The UK government has criticised outgoing US Secretary of State John Kerry's speech condemning the Israeli settlement programme, accusing it of "focusing on only one issue" in a "deeply complex" situation.
Speaking to the Jewish Chronicle, a spokesperson for Prime Minister Theresa May said: "We do not believe that the way to negotiate peace is by focusing on only one issue, in this case the construction of settlements, when clearly the conflict between the Israelis and Palestinians is so deeply complex."
Kerry said in a fiery speech on 28 December that Benjamin Netanyahu's government was "the most committed to settlements in Israel's history.
"Settlements have nothing to do with Israeli security," said the Secretary of State as he defended a two-state solution as "the only way to ensure Israel's future as a Jewish and democratic state living side by side in peace with its neighbours".
The Downing Street spokesperson echoed support for the two-state solution, telling the Jewish Chronicle: "The British government continues to believe that the only way to a lasting peace in the Middle East is through a two-state solution."
The UK backed a recent UN resolution calling for the end of illegal Israeli settlements in the occupied territories - a vote the US controversially abstained from and did not veto. The move prompted US President-elect Donald Trump, who had urged for a US veto, to tell Israel to "stay strong" and await his arrival in the Oval Office.
The resolution was rejected by the current Israeli government, with prime minister Netanyahu calling it "shameful" and saying that Israel would "not abide by its terms".

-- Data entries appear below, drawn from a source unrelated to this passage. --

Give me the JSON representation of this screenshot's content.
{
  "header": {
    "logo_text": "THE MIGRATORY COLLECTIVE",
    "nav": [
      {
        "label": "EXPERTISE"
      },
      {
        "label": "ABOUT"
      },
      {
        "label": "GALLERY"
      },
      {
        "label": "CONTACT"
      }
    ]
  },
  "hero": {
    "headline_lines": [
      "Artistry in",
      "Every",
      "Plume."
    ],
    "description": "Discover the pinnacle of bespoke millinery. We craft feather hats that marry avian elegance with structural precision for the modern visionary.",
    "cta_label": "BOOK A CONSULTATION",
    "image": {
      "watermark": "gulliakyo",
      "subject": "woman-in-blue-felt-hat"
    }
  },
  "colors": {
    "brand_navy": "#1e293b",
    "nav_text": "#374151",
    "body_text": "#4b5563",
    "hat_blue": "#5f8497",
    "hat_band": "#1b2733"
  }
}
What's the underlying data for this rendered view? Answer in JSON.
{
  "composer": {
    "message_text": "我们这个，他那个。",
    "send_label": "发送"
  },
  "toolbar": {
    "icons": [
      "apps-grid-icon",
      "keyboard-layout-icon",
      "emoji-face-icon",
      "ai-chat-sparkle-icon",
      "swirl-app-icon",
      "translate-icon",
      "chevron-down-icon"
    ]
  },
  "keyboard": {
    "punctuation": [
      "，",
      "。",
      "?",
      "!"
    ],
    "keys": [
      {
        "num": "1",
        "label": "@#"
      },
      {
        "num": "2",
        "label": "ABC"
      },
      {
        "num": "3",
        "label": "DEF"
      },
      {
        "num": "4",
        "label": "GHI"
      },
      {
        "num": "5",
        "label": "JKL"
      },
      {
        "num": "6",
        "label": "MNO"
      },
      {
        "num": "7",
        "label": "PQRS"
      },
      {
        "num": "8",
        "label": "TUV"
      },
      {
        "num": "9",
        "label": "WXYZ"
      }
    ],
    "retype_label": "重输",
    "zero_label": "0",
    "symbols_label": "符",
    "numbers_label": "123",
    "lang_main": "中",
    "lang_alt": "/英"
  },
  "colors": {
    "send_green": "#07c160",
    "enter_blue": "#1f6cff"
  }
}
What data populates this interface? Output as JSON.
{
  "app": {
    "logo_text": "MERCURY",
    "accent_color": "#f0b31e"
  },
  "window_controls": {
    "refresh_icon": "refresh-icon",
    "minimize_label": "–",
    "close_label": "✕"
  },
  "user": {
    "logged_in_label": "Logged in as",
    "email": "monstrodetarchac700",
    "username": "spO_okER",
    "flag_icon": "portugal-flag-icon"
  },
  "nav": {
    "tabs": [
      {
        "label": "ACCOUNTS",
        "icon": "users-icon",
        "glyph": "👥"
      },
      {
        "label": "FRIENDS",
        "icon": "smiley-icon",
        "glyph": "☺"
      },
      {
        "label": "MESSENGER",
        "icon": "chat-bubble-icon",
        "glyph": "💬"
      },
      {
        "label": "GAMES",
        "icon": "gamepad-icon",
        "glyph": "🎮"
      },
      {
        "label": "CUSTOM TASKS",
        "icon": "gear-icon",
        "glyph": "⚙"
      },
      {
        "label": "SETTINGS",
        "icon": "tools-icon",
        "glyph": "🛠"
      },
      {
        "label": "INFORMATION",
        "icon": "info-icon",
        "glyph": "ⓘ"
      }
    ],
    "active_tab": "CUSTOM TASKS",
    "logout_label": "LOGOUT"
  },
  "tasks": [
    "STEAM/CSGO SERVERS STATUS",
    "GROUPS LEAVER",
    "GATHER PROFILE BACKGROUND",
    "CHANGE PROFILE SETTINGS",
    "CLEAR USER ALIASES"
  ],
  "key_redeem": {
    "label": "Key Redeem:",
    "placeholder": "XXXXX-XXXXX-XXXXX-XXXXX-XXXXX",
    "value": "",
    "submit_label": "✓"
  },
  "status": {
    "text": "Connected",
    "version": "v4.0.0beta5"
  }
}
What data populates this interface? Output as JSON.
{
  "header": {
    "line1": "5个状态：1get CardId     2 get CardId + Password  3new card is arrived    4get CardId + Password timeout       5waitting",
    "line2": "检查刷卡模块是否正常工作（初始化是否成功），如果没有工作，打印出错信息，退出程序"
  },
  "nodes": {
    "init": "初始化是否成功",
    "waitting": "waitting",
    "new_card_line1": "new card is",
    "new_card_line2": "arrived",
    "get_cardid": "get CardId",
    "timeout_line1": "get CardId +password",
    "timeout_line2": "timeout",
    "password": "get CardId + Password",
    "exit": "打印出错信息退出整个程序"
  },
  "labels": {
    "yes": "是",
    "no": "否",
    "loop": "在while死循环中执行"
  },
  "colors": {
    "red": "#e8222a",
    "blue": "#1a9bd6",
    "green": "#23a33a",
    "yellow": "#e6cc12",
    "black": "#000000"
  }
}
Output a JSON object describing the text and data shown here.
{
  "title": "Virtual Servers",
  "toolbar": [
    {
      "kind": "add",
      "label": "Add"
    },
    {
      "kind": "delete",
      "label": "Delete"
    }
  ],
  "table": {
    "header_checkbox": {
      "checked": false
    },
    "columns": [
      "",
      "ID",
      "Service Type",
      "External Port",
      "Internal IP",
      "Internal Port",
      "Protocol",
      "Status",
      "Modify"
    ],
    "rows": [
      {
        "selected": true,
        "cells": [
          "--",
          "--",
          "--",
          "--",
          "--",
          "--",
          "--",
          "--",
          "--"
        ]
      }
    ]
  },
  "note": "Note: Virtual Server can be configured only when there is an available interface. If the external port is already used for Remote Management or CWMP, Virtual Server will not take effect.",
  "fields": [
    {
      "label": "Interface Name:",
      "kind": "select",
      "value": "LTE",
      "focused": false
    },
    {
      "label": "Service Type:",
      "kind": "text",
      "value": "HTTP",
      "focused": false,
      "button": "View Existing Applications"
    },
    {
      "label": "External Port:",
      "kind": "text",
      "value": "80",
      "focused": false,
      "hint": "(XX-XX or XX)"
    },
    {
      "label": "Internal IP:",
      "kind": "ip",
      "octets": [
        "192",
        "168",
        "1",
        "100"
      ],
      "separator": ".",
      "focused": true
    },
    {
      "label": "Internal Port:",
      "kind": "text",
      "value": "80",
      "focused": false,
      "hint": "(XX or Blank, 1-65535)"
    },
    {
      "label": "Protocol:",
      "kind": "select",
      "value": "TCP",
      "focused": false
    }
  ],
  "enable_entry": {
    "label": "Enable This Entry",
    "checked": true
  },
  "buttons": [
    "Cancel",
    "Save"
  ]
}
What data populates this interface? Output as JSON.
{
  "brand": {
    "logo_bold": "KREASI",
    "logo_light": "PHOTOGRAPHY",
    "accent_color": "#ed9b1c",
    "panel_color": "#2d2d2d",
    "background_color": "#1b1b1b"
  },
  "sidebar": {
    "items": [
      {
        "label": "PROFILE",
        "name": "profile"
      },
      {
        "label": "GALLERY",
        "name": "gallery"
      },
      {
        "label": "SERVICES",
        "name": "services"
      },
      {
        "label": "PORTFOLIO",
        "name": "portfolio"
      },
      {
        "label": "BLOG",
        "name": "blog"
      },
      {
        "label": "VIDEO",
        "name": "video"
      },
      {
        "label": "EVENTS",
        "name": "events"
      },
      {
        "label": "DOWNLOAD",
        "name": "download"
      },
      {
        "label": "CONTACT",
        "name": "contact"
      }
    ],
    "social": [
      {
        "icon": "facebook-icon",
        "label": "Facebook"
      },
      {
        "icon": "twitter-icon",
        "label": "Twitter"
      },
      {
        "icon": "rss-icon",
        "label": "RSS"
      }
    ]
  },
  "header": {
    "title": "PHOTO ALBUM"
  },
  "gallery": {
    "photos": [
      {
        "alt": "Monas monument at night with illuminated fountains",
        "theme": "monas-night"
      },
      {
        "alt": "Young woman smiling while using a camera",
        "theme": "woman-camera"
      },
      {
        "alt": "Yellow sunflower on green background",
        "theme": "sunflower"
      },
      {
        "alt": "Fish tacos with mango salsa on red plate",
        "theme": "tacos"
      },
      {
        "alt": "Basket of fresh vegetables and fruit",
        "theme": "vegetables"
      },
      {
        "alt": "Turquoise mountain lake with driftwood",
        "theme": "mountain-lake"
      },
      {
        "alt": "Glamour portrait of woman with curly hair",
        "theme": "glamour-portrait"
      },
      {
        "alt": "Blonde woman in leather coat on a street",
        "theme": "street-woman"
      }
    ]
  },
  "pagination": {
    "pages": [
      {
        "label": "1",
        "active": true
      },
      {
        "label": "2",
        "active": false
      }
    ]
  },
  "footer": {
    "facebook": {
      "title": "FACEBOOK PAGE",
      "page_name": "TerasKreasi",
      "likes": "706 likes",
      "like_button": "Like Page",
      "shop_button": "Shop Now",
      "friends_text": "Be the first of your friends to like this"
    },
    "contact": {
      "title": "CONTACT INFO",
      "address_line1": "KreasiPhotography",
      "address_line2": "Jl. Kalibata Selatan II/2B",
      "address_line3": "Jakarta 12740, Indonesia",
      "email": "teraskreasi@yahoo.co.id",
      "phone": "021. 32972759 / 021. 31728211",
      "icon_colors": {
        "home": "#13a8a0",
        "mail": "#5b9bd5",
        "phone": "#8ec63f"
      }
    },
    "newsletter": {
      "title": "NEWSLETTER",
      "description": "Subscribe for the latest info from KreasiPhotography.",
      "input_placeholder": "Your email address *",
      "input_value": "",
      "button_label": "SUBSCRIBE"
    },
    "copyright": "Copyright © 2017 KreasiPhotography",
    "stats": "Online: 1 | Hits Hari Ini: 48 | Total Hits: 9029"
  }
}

The Number 10 spokesperson added that: "We continue to believe that the construction of settlements in the Occupied Palestinian Territories is illegal, which is why we supported UN Security Council Resolution 2334 last week. But we are also clear that the settlements are far from the only problem in this conflict."
Kerry was further criticised when the spokesperson said that Downing Street did not believe it was "appropriate to attack the composition of the democratically-elected government of an ally."
Opinion on the speech is divided in Israel. Former Prime Minister Ehud Barak, who led Israel's Labor Party, took to Twitter to praise Kerry's speech, saying that it was how "the majority in Israel" thought and accusing Netanyahu of being "dragged" by a "messianic steam", adding that he was "standing in front of an abyss and insisting on walking forward".